It’s that time of year again, when the days begin to fall shorter and the nights colder. As we prepare for the cooler months of autumn and winter, so do the wild species sharing our landscape.

For different species, those preparations will vary. But one thing is certain – winter is harsh, and provisions must be aplenty. In Aesop’s fable of the grasshopper and the ant, the grasshopper has been distracted making music all summer long while the ants busily prepare for the harsh months ahead. It isn’t until late autumn, as the ants ready themselves to hunker down in their nest for the winter that the hungry grasshopper realizes the error of his ways. Though it’s just a tale, it bears some truth to it. Wild creatures instinctively know that winter brings with it a severe resource deficit. So how do they prepare?

Some animals hibernate, of course. Hibernation is a state of energy-conservation in order to survive winter. Hibernating animals slow their heart rate, breathing rate, and metabolic rate in order to save energy. Perhaps the most famous example of hibernators is bears. In actuality, however, bears are not true hibernators. Bears actually enter a state called torpor, which is a lighter and involuntary sleep-state. Larger animals typically enter torpor, while smaller animals such as chipmunks, mice, ground squirrels, bees, snakes, frogs, and bats hibernate.

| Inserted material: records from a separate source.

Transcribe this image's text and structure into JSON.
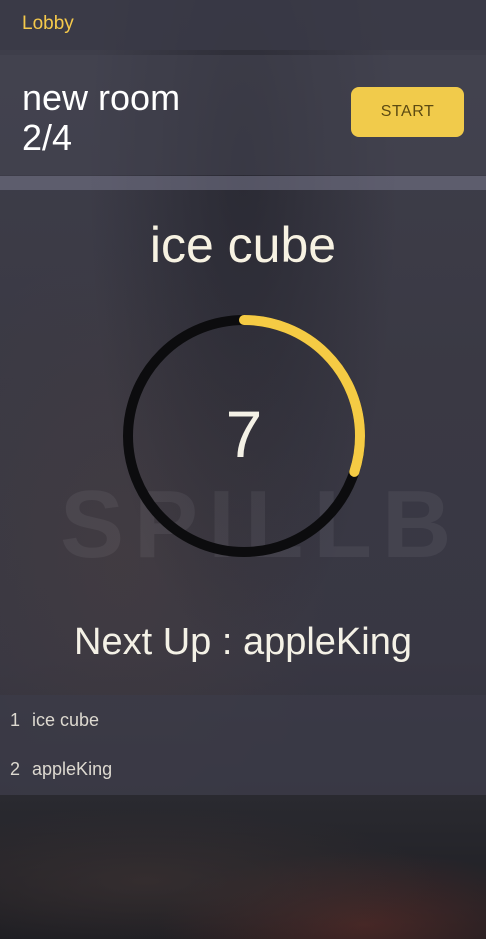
{
  "topbar": {
    "lobby_label": "Lobby"
  },
  "room": {
    "name": "new room",
    "player_count": "2/4",
    "start_label": "START"
  },
  "current_player": "ice cube",
  "timer": {
    "value": "7",
    "progress_fraction": 0.3,
    "track_color": "#0c0c0e",
    "progress_color": "#f5cb44"
  },
  "next_up": "Next Up : appleKing",
  "players": [
    {
      "index": "1",
      "name": "ice cube"
    },
    {
      "index": "2",
      "name": "appleKing"
    }
  ],
  "colors": {
    "accent": "#f1cb4b",
    "text": "#f4f1e6"
  }
}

Torpor typically does not last as long as hibernation, and animals are able to wake up to feed, evade dangerous situations, or even give birth. To prepare for torpor or hibernation it is crucial that animals enter a state called hyperphagia, which is excessive eating and drinking. This will increase their energy reserves to help them survive long periods of no food.

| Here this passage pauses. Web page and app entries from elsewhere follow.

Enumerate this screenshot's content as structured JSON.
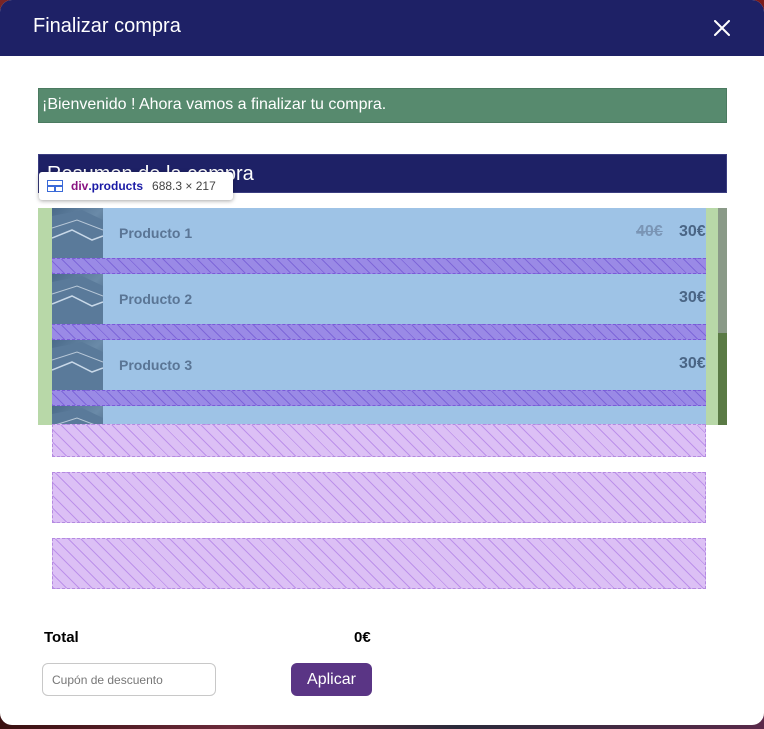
{
  "modal": {
    "title": "Finalizar compra",
    "close_icon": "close-icon"
  },
  "welcome": {
    "message": "¡Bienvenido ! Ahora vamos a finalizar tu compra."
  },
  "summary": {
    "heading": "Resumen de la compra"
  },
  "products": [
    {
      "name": "Producto 1",
      "old_price": "40€",
      "price": "30€"
    },
    {
      "name": "Producto 2",
      "old_price": "",
      "price": "30€"
    },
    {
      "name": "Producto 3",
      "old_price": "",
      "price": "30€"
    },
    {
      "name": "",
      "old_price": "",
      "price": ""
    }
  ],
  "inspector": {
    "tag": "div",
    "class": ".products",
    "dimensions": "688.3 × 217",
    "icon": "grid-layout-icon"
  },
  "totals": {
    "label": "Total",
    "value": "0€"
  },
  "coupon": {
    "placeholder": "Cupón de descuento",
    "value": "",
    "apply_label": "Aplicar"
  },
  "colors": {
    "header_bg": "#1e2166",
    "welcome_bg": "#578a6e",
    "apply_bg": "#5a3585",
    "product_bg": "#9ec3e6",
    "overlay_purple": "#dcc0f5"
  }
}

But not all animals are inactive during the winter months. Coyotes, for example, remain active year-round. Throughout the winter, they will continue to hunt small mammals and scavenge for food wherever they may find it. Like wolves, they’ll grow thick undercoats allowing them to conserve energy by remaining warm and comfortable in the frigid weather. In the thick of winter, January-March is also breeding season for wolves and coyotes, and as monogamous species they will remain with their mates for life.

Other animals instead abandon their summer breeding habitats in favor of warmer over-wintering climates. Many species of birds and insects will migrate elsewhere for the winter where the landscape remains rich in resources. In September and October, we’ll see and hear evidence of birds migrating South, though they often make their journeys at night while relying on the moon and stars to guide them. At night, the atmosphere is a bit less turbulent so they’re able to travel with more ease. Because of this nocturnal travel, it is especially crucial that during migration season that we turn off our outdoor lights so as not to disorient birds and steer them off-course.

Though preparations might vary significantly among species, they all share the instinctual knowledge that they must ready themselves for the approaching change in seasons.